Gleeson loves nothing more than strumming his guitar in his spare time
As well as being a gifted ball-player with devastating pace and an eye for the tryline, the Wigan-born 26-year-old is also a talented guitar and harmonica player.
He started getting serious about music during a four-month ban from the game for breaking rugby league betting rules while with St Helens.
Here, Warrington's record signing tells BBC Sport about his musical tastes and the perils of sporting injuries.
I've been a music fan for ages and learning to play the guitar was something that was always at the back of my mind.
I got one for a Christmas present about six years ago but I thought it was too difficult to play. I couldn't even manage a chord so I just gave up.
Toa Kohe Love is very good... he's been playing for quite a while
One of my friends plays in a band in Wigan, so a couple of years later when I was banned I thought I would try again. This time I loved it.
My teacher, Les Hilton, is a wizard on the guitar and he plays a lot of blues and folk stuff which I really like.
I go to his house once a week and jam with him. If there is something I want to learn, I'll get him to listen to it and then he'll play it and teach it to me.
Music helps me to chill out. Most people might only play once or twice a week, but I play every day because I don't have a family and it stops me getting bored!
I've tried to do a bit of song writing but I think you've got to be very creative to do that. That's something I would like to do if I could.
I'm also trying to learn the piano. I've had a few lessons, but I'm waiting until I move to a new house to get one and do it properly.
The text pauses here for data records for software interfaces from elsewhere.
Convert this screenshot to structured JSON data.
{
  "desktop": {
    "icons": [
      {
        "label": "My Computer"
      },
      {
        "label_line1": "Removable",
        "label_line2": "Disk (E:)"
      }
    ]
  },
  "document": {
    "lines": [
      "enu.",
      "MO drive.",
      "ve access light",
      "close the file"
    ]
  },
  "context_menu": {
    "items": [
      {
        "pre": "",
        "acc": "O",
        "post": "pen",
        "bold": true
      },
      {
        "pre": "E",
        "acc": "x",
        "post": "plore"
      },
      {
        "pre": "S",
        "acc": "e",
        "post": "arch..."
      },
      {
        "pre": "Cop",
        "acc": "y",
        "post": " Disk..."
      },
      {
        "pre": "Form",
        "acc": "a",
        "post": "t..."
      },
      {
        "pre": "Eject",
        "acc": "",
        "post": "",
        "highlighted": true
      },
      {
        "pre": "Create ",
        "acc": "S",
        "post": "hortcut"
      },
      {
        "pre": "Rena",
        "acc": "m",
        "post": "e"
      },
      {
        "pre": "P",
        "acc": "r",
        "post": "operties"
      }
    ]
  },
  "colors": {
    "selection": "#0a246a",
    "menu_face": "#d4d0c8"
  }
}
Dylan's music has inspired millions of people around the world
I'm a big Bob Dylan fan and listening to his early stuff was what really inspired me to start playing. I started the harmonica soon after which Les also teaches me.
I like Dylan's music - albums like 'The Freewheelin' Bob Dylan', 'Blood on the Tracks' and 'Desire'. The lyrics are amazing.
I've been lucky enough to see him live in concert twice - once in Sheffield and then at the MEN Arena in Manchester a couple of years ago.
Although it was great to see him, I wanted him to play more of his older acoustic music but he did a lot of newer stuff, which is more rock and roll.
I play a lot of Oasis stuff, which goes down well at parties, and since the film 'Walk the Line', I've got into Johnny Cash.
I also like the Rolling Stones, Creedence Clearwater Revival and Van Morrison as well as more modern things like Kings of Leon, Arctic Monkeys, Franz Ferdinand and Jack Johnson.
I'm also hoping to see Billy Joel in concert in Manchester later this month. I missed going to see the Eagles a couple of weeks ago because it clashed with the Test against New Zealand.
There are a few of us at Warrington who play guitars, so we exchange songs and get together after a game.
If I get the call for this year's Tri-Nations, the guitar case will definitely be there with my training kit
Toa Kohe Love is very good. He's been playing for quite a while. Ben Westwood and Jon Clarke also play a bit.
We also take our guitars on training camps with Great Britain before international games for something to do.
If I get the call for the Tri-Nations at the end of the year, the guitar will definitely be there with my training kit and boots.
Andy Farrell taught me some songs a few years ago, but I had only just started playing at that stage.
Last year, Adrian Morley wanted me to teach him some Dylan stuff but he hurt his finger in one of the GB games and couldn't bend it so he couldn't play. He was gutted.
But I broke two fingers in a game recently which means I can't play the guitar at the moment. It is doing my head in!
Interview by Elizabeth Hudson